Nigerian Army to dismiss 4,000 soldiers over Boko Haram

About 4,000 Nigerian soldiers will be dismissed soon for flouting the orders to fight Boko Haram insurgents in an operation in Mubi, Adamawa State, in 2014, one of the allegedly affected soldiers has told TheCable.

Investigation revealed that tension appears to be simmering as soldiers in the North-east, and their families are in suppressed agitation over the possibility of being axed.

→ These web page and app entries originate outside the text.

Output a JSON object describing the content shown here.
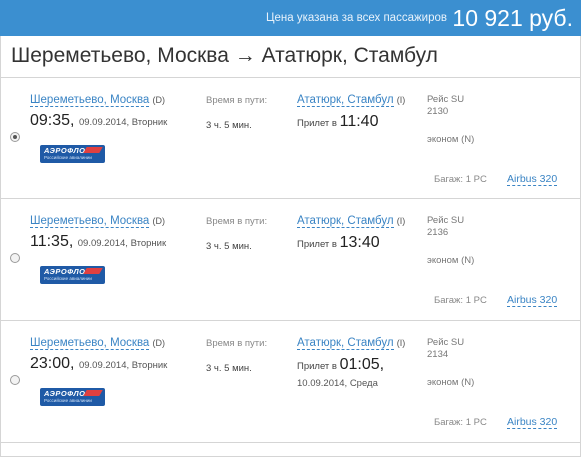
{
  "price": {
    "caption": "Цена указана за всех пассажиров",
    "amount": "10 921 руб."
  },
  "route": {
    "title": "Шереметьево, Москва → Ататюрк, Стамбул"
  },
  "labels": {
    "travel_time": "Время в пути:",
    "arrival_prefix": "Прилет в",
    "baggage": "Багаж: 1 PC"
  },
  "options": [
    {
      "selected": true,
      "dep_airport": "Шереметьево, Москва",
      "dep_code": "(D)",
      "dep_time": "09:35",
      "dep_date": "09.09.2014, Вторник",
      "airline_logo": "АЭРОФЛОТ",
      "airline_logo_sub": "Российские авиалинии",
      "duration": "3 ч. 5 мин.",
      "arr_airport": "Ататюрк, Стамбул",
      "arr_code": "(I)",
      "arr_time": "11:40",
      "arr_date": "",
      "flight_label": "Рейс SU",
      "flight_number": "2130",
      "cabin": "эконом (N)",
      "aircraft": "Airbus 320"
    },
    {
      "selected": false,
      "dep_airport": "Шереметьево, Москва",
      "dep_code": "(D)",
      "dep_time": "11:35",
      "dep_date": "09.09.2014, Вторник",
      "airline_logo": "АЭРОФЛОТ",
      "airline_logo_sub": "Российские авиалинии",
      "duration": "3 ч. 5 мин.",
      "arr_airport": "Ататюрк, Стамбул",
      "arr_code": "(I)",
      "arr_time": "13:40",
      "arr_date": "",
      "flight_label": "Рейс SU",
      "flight_number": "2136",
      "cabin": "эконом (N)",
      "aircraft": "Airbus 320"
    },
    {
      "selected": false,
      "dep_airport": "Шереметьево, Москва",
      "dep_code": "(D)",
      "dep_time": "23:00",
      "dep_date": "09.09.2014, Вторник",
      "airline_logo": "АЭРОФЛОТ",
      "airline_logo_sub": "Российские авиалинии",
      "duration": "3 ч. 5 мин.",
      "arr_airport": "Ататюрк, Стамбул",
      "arr_code": "(I)",
      "arr_time": "01:05",
      "arr_date": "10.09.2014, Среда",
      "flight_label": "Рейс SU",
      "flight_number": "2134",
      "cabin": "эконом (N)",
      "aircraft": "Airbus 320"
    }
  ]
}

According to a source in the army, who is one of the accused soldiers, a signal had been sent by the army headquarters in Abuja to its divisions for the soldiers to be dismissed without trial.
“We are accused of disobeying orders to fight insurgents and also for allowing them to takeover Mubi town the last time. The army headquarters sent signal for our dismissal,” he said. He explained that the army divisions involved – of those who allegedly failed to participate in the Mubi operation – were from the second division, Ibadan, made up of 200 soldiers; first division, Kaduna, which has about 500 soldiers, and “some from the third division, Jos, among others”.
The source also revealed that about 227 soldiers from the 3rd Division, Jos, had been dismissed already, just as four other soldiers from the Lokoja division.
“We are now facing a fresh allegation of supporting General Muhammadu Buhari during the last election. We have also been accused of celebrating Buhari’s victory,” he said.
He appealed to the authorities to intervene in the matter and save their jobs.

However, Sani Usman, a colonel and army spokesman, dismissed the report has false.
“I am not aware where you got the information from, and I am sure there is no such plan,” he said.

“How can the army sack people like that? There is a standard operational procedure if anybody is accused of anything. First and foremost, the person has to be charged and tried before a sentence will be passed. “To the best of my knowledge, there is no such thing. I do not know where you got the number. Four thousand soldiers? For what?”
Credit: ThisDay